An effort by Congress to curtail online Justin Bieber knock-offs and fake prescription apothecaries has become so politically toxic that even sponsors of the bill are hedging their support.
The Stop Online Piracy Act, supported by the entertainment industry and pharmaceutical companies, would allow the Department of Justice or private companies to attempt to shut down sites that are accused of committing or permitting copyright infringement — think unauthorized YouTube pages that copy an artist’s music. But some companies, including Facebook, Google and Yahoo, say the legislation goes too far and could amount to censorship and “breaking” the Internet.
And it’s not just corporate titans who are doing battle. The debate is playing out writ small in the north country, where the Democrat who serves in Congress is a sponsor and his likely Republican opponent in November is chiding him for it.
“I got on this bill because I think it’s one that is a good starting point,” said Rep. William L. Owens, D-Plattsburgh.
Mr. Owens said that Internet piracy costs hundreds of thousands of jobs in the nation, and studies have suggested that it costs the U.S. economy billions of dollars.
“If I’m a content developer and my content is being stolen, that means I’m not getting revenue from it, which means I’m not going to produce the content and I’m not going to hire people,” Mr. Owens said.
But Mr. Owens said he would be “amenable” to some change in the bill’s due process provisions — that is, what sites get shut down for doing what and how they can appeal that decision.
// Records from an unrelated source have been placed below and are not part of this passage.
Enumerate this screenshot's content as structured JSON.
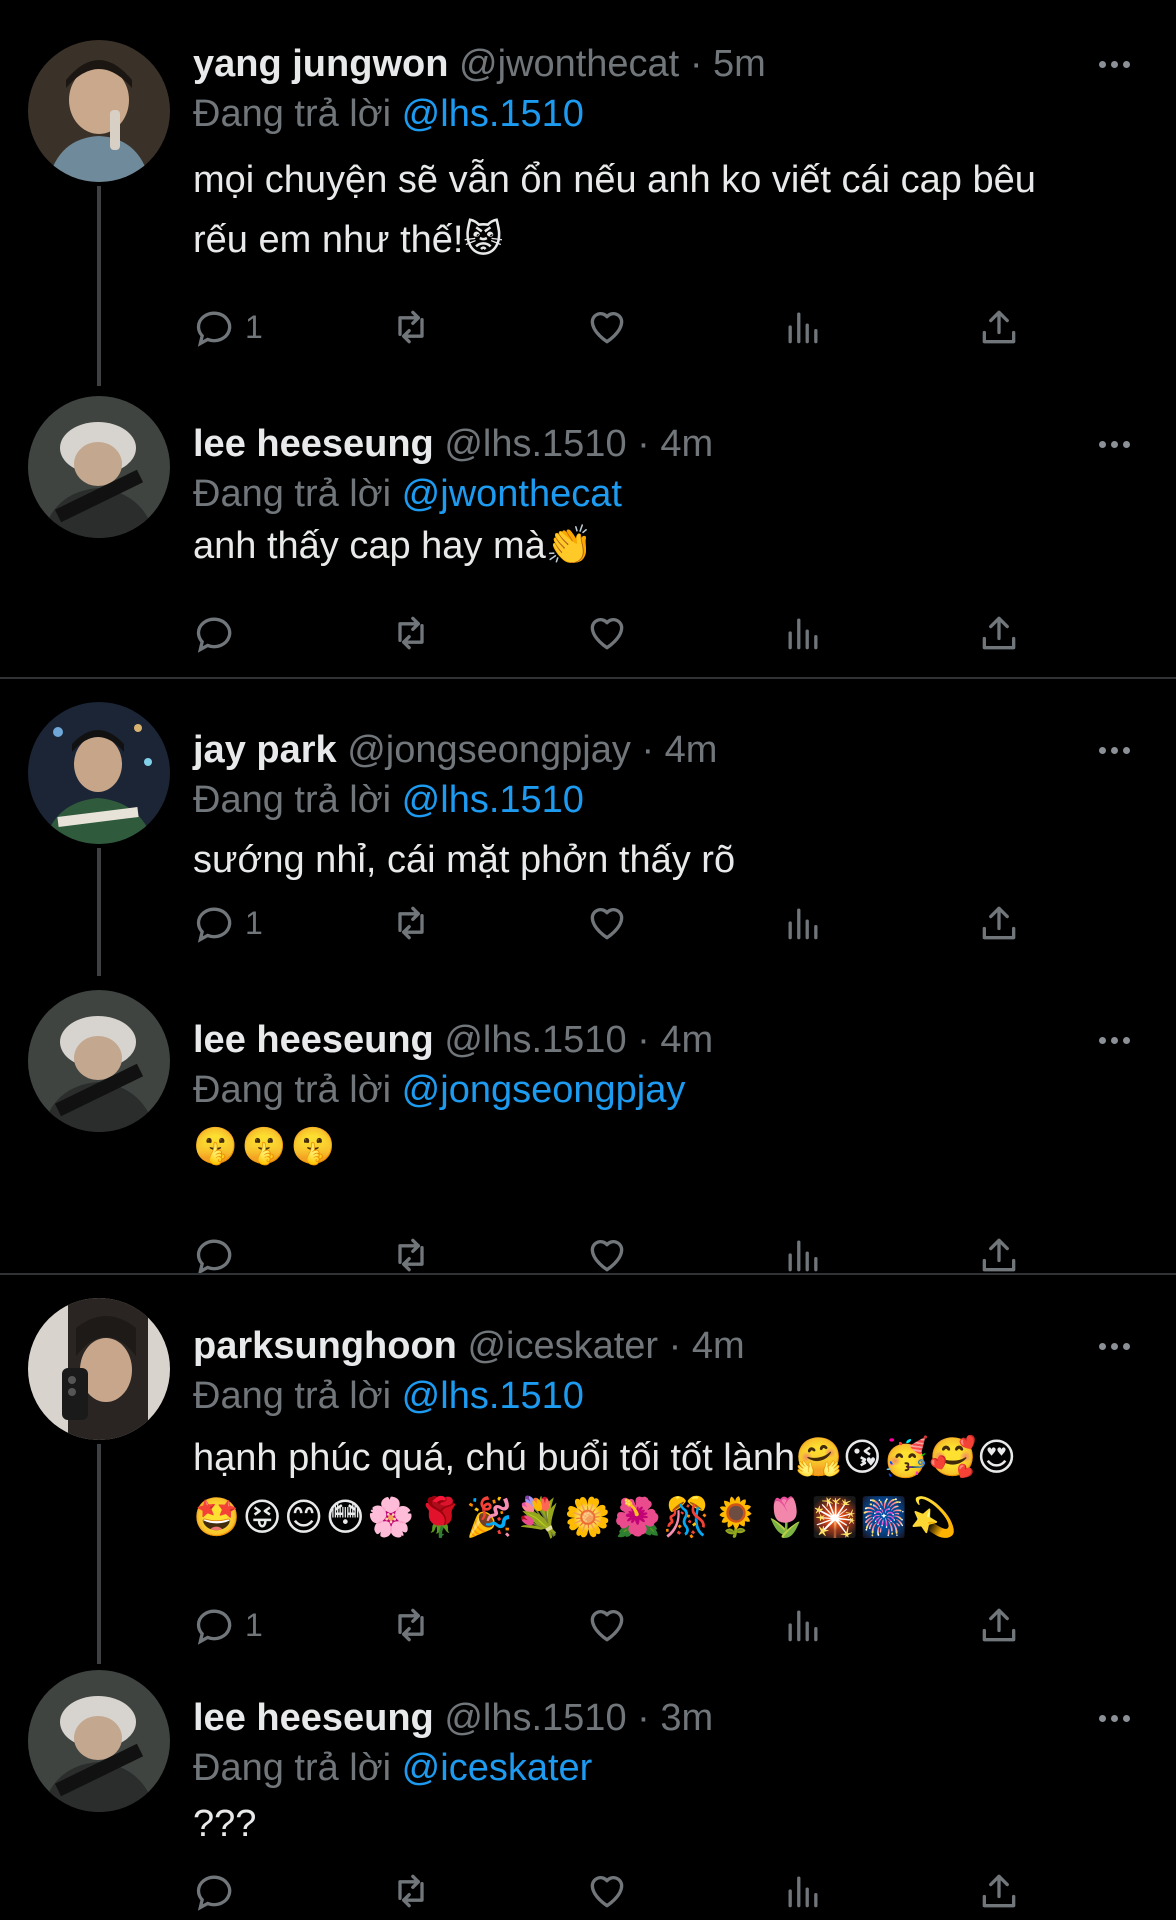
{
  "tweets": [
    {
      "name": "yang jungwon",
      "handle": "@jwonthecat",
      "time": "5m",
      "reply_prefix": "Đang trả lời",
      "reply_to": "@lhs.1510",
      "text_lines": [
        "mọi chuyện sẽ vẫn ổn nếu anh ko viết cái cap bêu",
        "rếu em như thế!😾"
      ],
      "reply_count": "1"
    },
    {
      "name": "lee heeseung",
      "handle": "@lhs.1510",
      "time": "4m",
      "reply_prefix": "Đang trả lời",
      "reply_to": "@jwonthecat",
      "text_lines": [
        "anh thấy cap hay mà👏"
      ],
      "reply_count": ""
    },
    {
      "name": "jay park",
      "handle": "@jongseongpjay",
      "time": "4m",
      "reply_prefix": "Đang trả lời",
      "reply_to": "@lhs.1510",
      "text_lines": [
        "sướng nhỉ, cái mặt phởn thấy rõ"
      ],
      "reply_count": "1"
    },
    {
      "name": "lee heeseung",
      "handle": "@lhs.1510",
      "time": "4m",
      "reply_prefix": "Đang trả lời",
      "reply_to": "@jongseongpjay",
      "text_lines": [
        "🤫🤫🤫"
      ],
      "reply_count": ""
    },
    {
      "name": "parksunghoon",
      "handle": "@iceskater",
      "time": "4m",
      "reply_prefix": "Đang trả lời",
      "reply_to": "@lhs.1510",
      "text_lines": [
        "hạnh phúc quá, chú buổi tối tốt lành🤗😘🥳🥰😍",
        "🤩😝😊😳🌸🌹🎉💐🌼🌺🎊🌻🌷🎇🎆💫"
      ],
      "reply_count": "1"
    },
    {
      "name": "lee heeseung",
      "handle": "@lhs.1510",
      "time": "3m",
      "reply_prefix": "Đang trả lời",
      "reply_to": "@iceskater",
      "text_lines": [
        "???"
      ],
      "reply_count": ""
    }
  ],
  "separator": "·",
  "icons": {
    "more": "more-dots-icon",
    "reply": "reply-bubble-icon",
    "retweet": "retweet-icon",
    "like": "heart-icon",
    "views": "analytics-bars-icon",
    "share": "share-upload-icon"
  },
  "colors": {
    "background": "#000000",
    "text": "#e7e9ea",
    "muted": "#71767b",
    "mention": "#1d9bf0",
    "divider": "#2f3336"
  }
}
That’s been one of the main concerns in videos and commentaries posted on tech blogs and sites, of which there has been a deluge. Via civil complaints, media company lawyers can unilaterally shut down the site of a small, fledgling startup for spurious reasons, one such video warns; and giving power to the government to restrict content is letting the camel’s nose under the tent, a surefire path to China-like censorship.
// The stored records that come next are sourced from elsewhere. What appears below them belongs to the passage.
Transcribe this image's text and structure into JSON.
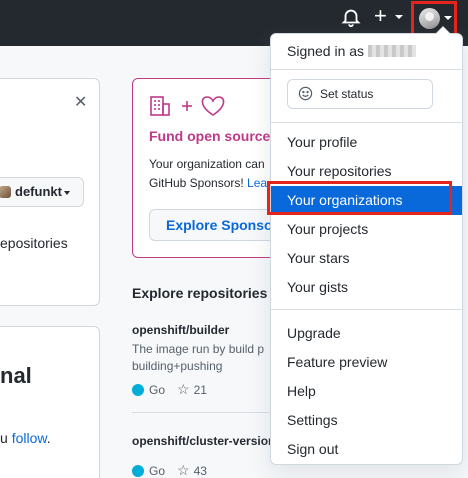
{
  "topbar": {
    "bell_icon": "bell-icon",
    "plus_glyph": "+",
    "avatar_icon": "avatar"
  },
  "left": {
    "close_glyph": "✕",
    "user_button": "defunkt",
    "repos_fragment": "epositories",
    "heading_fragment": "nal",
    "follow_prefix": "u ",
    "follow_link": "follow",
    "follow_suffix": "."
  },
  "sponsor": {
    "icons": "building-plus-heart",
    "title": "Fund open source",
    "body_line1": "Your organization can",
    "body_line2": "GitHub Sponsors! ",
    "body_link": "Lea",
    "button": "Explore Sponsors"
  },
  "explore": {
    "heading": "Explore repositories",
    "repos": [
      {
        "name": "openshift/builder",
        "desc_line1": "The image run by build p",
        "desc_line2": "building+pushing",
        "language": "Go",
        "stars": "21"
      },
      {
        "name": "openshift/cluster-version",
        "language": "Go",
        "stars": "43"
      }
    ]
  },
  "menu": {
    "signed_in_label": "Signed in as",
    "set_status": "Set status",
    "items_group1": [
      "Your profile",
      "Your repositories",
      "Your organizations",
      "Your projects",
      "Your stars",
      "Your gists"
    ],
    "items_group2": [
      "Upgrade",
      "Feature preview",
      "Help",
      "Settings",
      "Sign out"
    ],
    "active_item": "Your organizations"
  },
  "colors": {
    "header_bg": "#24292f",
    "accent_blue": "#0969da",
    "sponsor_pink": "#bf3989",
    "highlight_red": "#e5251c",
    "go_color": "#00add8"
  }
}
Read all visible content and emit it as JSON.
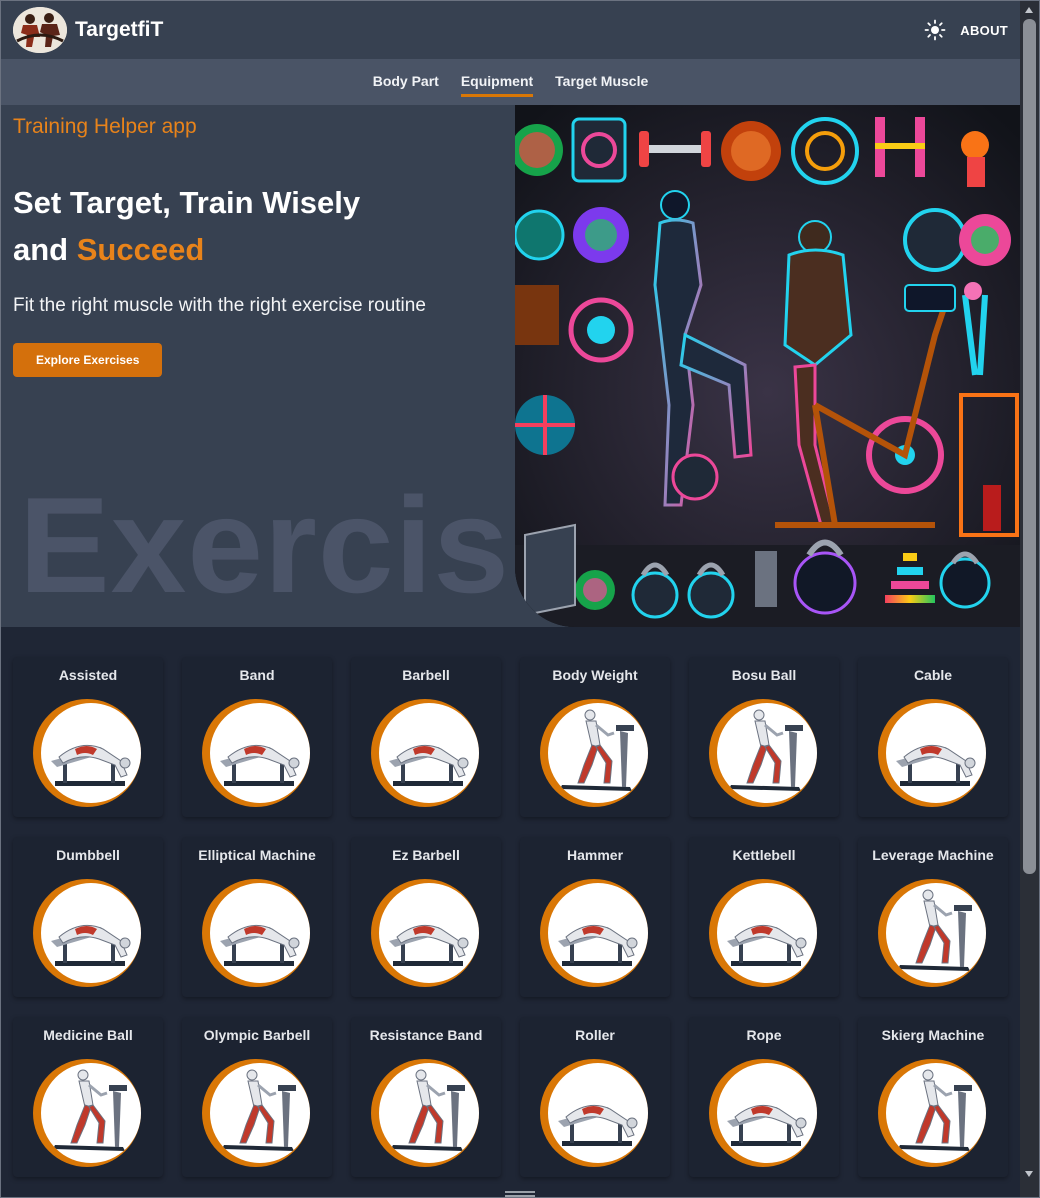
{
  "header": {
    "brand_name": "TargetfiT",
    "about_label": "ABOUT",
    "theme_icon": "sun-icon",
    "logo_icon": "athletes-logo"
  },
  "subnav": {
    "tabs": [
      {
        "label": "Body Part",
        "active": false
      },
      {
        "label": "Equipment",
        "active": true
      },
      {
        "label": "Target Muscle",
        "active": false
      }
    ]
  },
  "hero": {
    "eyebrow": "Training Helper app",
    "headline_line1": "Set Target, Train Wisely",
    "headline_and": "and",
    "headline_accent": "Succeed",
    "lead": "Fit the right muscle with the right exercise routine",
    "cta_label": "Explore Exercises",
    "watermark": "Exercise",
    "image_icon": "fitness-equipment-illustration"
  },
  "equipment": [
    {
      "label": "Assisted",
      "pose": "hyperextension"
    },
    {
      "label": "Band",
      "pose": "hyperextension"
    },
    {
      "label": "Barbell",
      "pose": "hyperextension"
    },
    {
      "label": "Body Weight",
      "pose": "treadmill"
    },
    {
      "label": "Bosu Ball",
      "pose": "treadmill"
    },
    {
      "label": "Cable",
      "pose": "hyperextension"
    },
    {
      "label": "Dumbbell",
      "pose": "hyperextension"
    },
    {
      "label": "Elliptical Machine",
      "pose": "hyperextension"
    },
    {
      "label": "Ez Barbell",
      "pose": "hyperextension"
    },
    {
      "label": "Hammer",
      "pose": "hyperextension"
    },
    {
      "label": "Kettlebell",
      "pose": "hyperextension"
    },
    {
      "label": "Leverage Machine",
      "pose": "treadmill"
    },
    {
      "label": "Medicine Ball",
      "pose": "treadmill"
    },
    {
      "label": "Olympic Barbell",
      "pose": "treadmill"
    },
    {
      "label": "Resistance Band",
      "pose": "treadmill"
    },
    {
      "label": "Roller",
      "pose": "hyperextension"
    },
    {
      "label": "Rope",
      "pose": "hyperextension"
    },
    {
      "label": "Skierg Machine",
      "pose": "treadmill"
    }
  ],
  "colors": {
    "accent": "#d97706",
    "header_bg": "#374151",
    "subnav_bg": "#4a5466",
    "page_bg": "#1f2635"
  }
}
“I think it needs to be carefully vetted,” Mr. Owens said of the enforcement provisions. “I’m just saying I’m open to discussions about changes in the way the statute is enforced. I’m not saying it’s definitely needed.”
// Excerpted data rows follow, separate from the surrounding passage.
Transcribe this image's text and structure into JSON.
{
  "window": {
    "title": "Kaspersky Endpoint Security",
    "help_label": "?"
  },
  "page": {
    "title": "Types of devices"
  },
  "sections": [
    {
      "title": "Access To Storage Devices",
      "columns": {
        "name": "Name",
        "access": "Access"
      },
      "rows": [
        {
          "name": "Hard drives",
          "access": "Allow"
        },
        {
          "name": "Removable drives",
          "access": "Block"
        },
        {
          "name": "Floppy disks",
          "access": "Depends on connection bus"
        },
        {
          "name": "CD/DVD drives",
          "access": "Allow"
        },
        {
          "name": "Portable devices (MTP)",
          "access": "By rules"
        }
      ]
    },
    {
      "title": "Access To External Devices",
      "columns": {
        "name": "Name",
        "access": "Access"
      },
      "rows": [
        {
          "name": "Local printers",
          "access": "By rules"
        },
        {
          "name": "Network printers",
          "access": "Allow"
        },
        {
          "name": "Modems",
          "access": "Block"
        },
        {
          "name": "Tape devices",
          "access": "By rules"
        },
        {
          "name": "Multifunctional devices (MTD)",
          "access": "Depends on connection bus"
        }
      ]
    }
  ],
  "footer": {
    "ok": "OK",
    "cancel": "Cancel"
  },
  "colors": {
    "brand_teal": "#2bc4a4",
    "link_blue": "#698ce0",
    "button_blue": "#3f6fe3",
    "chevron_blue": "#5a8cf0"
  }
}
Mr. Owens said he considered the censorship complaints overstated. He said that the anti-piracy provisions for raw goods coming in from Canada, which he’s had experience with, have never been abused by the government or by companies trying to squash smaller rivals.
And, he said, just because he’s a sponsor doesn’t mean he can’t cite parts of the bill he doesn’t like.
“This happens all the time,” Mr. Owens said. “One of the reasons you become a co-sponsor is so the primary drafter of the bill will listen to your concerns.”
Matthew A. Doheny doesn’t buy that.
Mr. Doheny, a businessman of Watertown, is the most likely Republican opponent to Mr. Owens in November and released a statement criticizing Mr. Owens’s stance on SOPA. He also criticized Mr. Owens in an interview for sponsoring the bill while also raising concerns about it.
“Right now, in terms of how it’s currently drafted, there is no due process,” Mr. Doheny said. “Bill’s a lawyer. He knows better than that, to put himself on a bill.”Mr. Doheny said that while he’s concerned with piracy, there’s a better way to root it out than shutting down sites that may not even know they’re hosting pilfered content.
“It’s like putting a nuclear missile where we need a scalpel,” Mr. Doheny said. “We need to cut off the funding as opposed to blowing up people who need to do commerce.”
Rep. Darrell Issa, a Republican from California and a vocal SOPA critic, has put competing legislation up for consideration in the House. Mr. Doheny said it was better than the legislation that Mr. Owens has sponsored because it was more focused on cutting off the funding for illegal content, rather than shutting down sites that host it.
“If you look at Issa’s bill, that’s what it’s trying to get more at,” Mr. Doheny said. “What’s the funding source? Having the Department of Justice or a large company having the ability to shut down large sites is just totally against business and our First Amendment freedoms.”
But he said Mr. Issa’s bill was imperfect, too.
“You’ve got to be pretty darn careful when you’re shutting down businesses and infringing upon free speech,” Mr. Doheny said.